I was talking about more like a 50% reduction or even more. Remember, there was life before there was electricity, so yes we can do it.
I don't have the figures on top of my head, but I know that it's well documented that we need to cut WAY back on our lifestyle, especially energy use, if we're going to survive.
Alternative energy won't save us if we insist on continuing to live the way we are living now. Nobody wants to hear that, even the so-called green people, but it's the reality of what we are up against.
There's plenty of information out there on energy descent and the science seems good.
On It Ain't Easy Being Green
Posted on April 15 at 6:08 a.m.
All this activity so that we can go on using unconscionable amounts of energy. What is so green about continuing to feed the monster of our consumptive lifestyle? Where is restraint in this conversation?
Posted on April 15 at 4:45 a.m.
The former director ("CEO") who resigned was Ed Schneider, not Fife Symington. Symington was the Chairman of the Board of Directors; he also resigned. The volunteers did not lose their jobs, they went on strike to protest conditions at the Garden under the Schneider/Symington administration. And "historical boarders" should be "historical borders." This article is not up to the usual standards of the Independent and should have been fact-checked and proofread before being published.
That having been said, it is refreshing to see the progress being made at SB Botanic Garden. Many long-time supporters of the Garden who watched with dismay as conditions deteriorated over many years of mismanagement are delighted with the new leadership and looking forward to much better days ahead for this beloved and valuable institution.
On Botanic Garden Gets the Ball Rolling on Renovation Goals
Posted on November 22 at 4:48 p.m.
I'm very sorry to hear that Dave is no longer with us. He had a huge heart, a keen intellect, and an unflagging passion for justice. There are very few with his courage, perseverance, and good naturedness in the face of terrible evils. And he was funny, lighthearted, inspiring. I could go on and on. A beautiful man who was unfailingly kind to all.
On David P. Wass, 1928-2010
Posted on August 20 at 5:49 a.m.
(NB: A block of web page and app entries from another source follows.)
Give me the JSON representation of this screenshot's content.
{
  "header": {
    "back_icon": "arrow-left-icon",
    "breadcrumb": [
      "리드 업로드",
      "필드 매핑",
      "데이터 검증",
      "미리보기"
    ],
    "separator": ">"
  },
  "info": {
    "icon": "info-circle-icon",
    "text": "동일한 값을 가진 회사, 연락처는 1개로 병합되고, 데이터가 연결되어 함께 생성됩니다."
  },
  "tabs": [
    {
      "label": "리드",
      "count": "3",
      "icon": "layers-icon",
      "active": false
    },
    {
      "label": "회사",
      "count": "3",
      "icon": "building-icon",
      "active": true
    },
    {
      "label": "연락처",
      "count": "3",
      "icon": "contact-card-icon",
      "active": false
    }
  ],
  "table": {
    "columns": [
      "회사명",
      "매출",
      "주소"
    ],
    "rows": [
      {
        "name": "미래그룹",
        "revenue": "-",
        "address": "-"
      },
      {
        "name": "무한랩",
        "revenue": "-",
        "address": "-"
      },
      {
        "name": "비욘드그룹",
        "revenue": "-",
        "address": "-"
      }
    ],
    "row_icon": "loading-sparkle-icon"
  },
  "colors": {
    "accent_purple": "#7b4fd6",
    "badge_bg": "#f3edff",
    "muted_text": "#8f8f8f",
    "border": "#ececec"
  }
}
I have nearly fallen just walking across the water at that spot. It's treacherous and should have been fixed decades ago. There is no reason I can imagine why a culvert could not be put in there. It's just plain negligent on the part of the County to have let this go on as long as it has.
On Bella Vista Bicycle Crash Victim Files Claim
Posted on August 14 at 11:36 p.m.
Gee, I forgot how hard it is to get an intelligent discussion going here. I'll just keep my mouth shut next time.
On West Beach Fest Pushes Back
Posted on August 14 at 9:26 a.m.
It appears there are pretty significant failings on both sides here.
Everyone, including the promoters, admits that previous shows have been a disaster for the community. The brothers seem to be trying to do better, but it sounds like they still have a lot to learn.
On the other hand, a last-minute shakedown for more money, apparently reneging on the agreement between the parties, seems to be an injustice. It's not unlike what the City has done to some of the medical marijuana dispensaries, making them jump through all kinds of hoops and invest huge amounts of money, and then once they're up and running the City changes the rules of the game and puts them out of business. That's not fair.
If I were to put a gun to somebody's head and demand $93,000, I'd go to prison for a long time. If this is a legally defensible claim for fees, then fine. But if it's arbitrary and if it violates what the parties have agreed to, then it looks a lot like extortion. This late-hour demand is ham-handed at best and unconscionable at worst. Nancy Rapp is a good administrator who's clearly looking out for the community's interests, but I think she's making a big misstep, at least from a public relations perspective. Right or wrong, it's got to really gall a lot of people who are looking at the picture from the outside and wondering why government has the right to push people around like this. No wonder so many citizens have such contempt for authority.
A very complex and interesting situation. The big question is, what's best for the community?